If I could have been 5 months down the road the day I spoke to my boss, maybe I would have seen well-written cover letters and jobs worthy of excitement and possibility. I would have seen me go through several successful interviews and even receive a job offer. I would know that there is no need to worry or be anxious because everything really will work out just perfectly.
But, it doesn’t work that way. As much as I want to see the bigger picture and get outside of my limited perspective, more often than not it doesn’t happen that way. I forget that everything usually does work out and I get anxious anyway. I forget that there are bigger forces going on around me and pretend I’m in control. I forget that the wind will blow as it wills and me wishing it do something different won’t make any difference.
I’m pondering perspective today because yesterday I experienced something very powerful, something that greatly impacted how I view my perspective.
Yesterday was my last Sunday at North. At the end of the service, current and former youth and any adults that ever worked with me were invited to come forward to lay hands on me as our senior pastor sent me off with a blessing. From where I stood I could feel maybe 7 or 8 hands on me. I could see 6 or 7 feet near me. And that’s it. I didn’t see anything else. As soon as the blessing was over I was a sobbing mess and I immediately left the sanctuary, so I had no idea who all was up there for the blessing.
And then I saw this picture. In my limited perspective I saw a few people standing close by. The reality, though, was much bigger. If I had stepped back, if I had turned my head from side to side and stood on my tiptoes, I would have seen something much different than what I experienced with my limited vision.
There’s always more going on than we realize. Our vision, our experiences are so limiting. If we can step back and get the wide lens view… if we can fly up and get the bird’s eye view… if we can hop in a small plane or maybe a hot air balloon… my how our perspective would change!

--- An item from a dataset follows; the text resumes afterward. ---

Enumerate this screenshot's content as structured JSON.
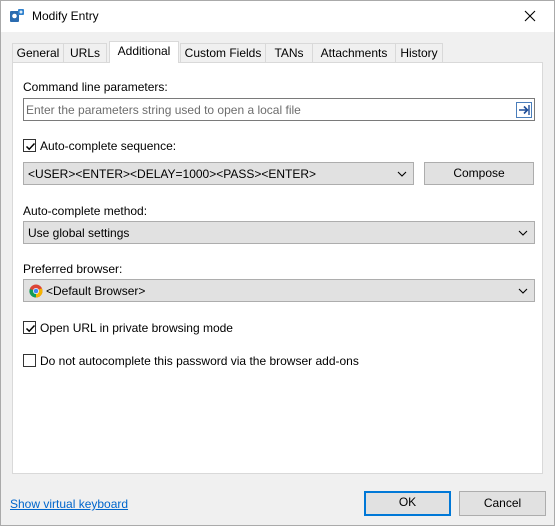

I need to be reminded daily, maybe even moment-by-moment, that there’s always more going on than I realize. I need to be reminded to take a few steps back, to try looking from a different perspective and be amazed at what is really there.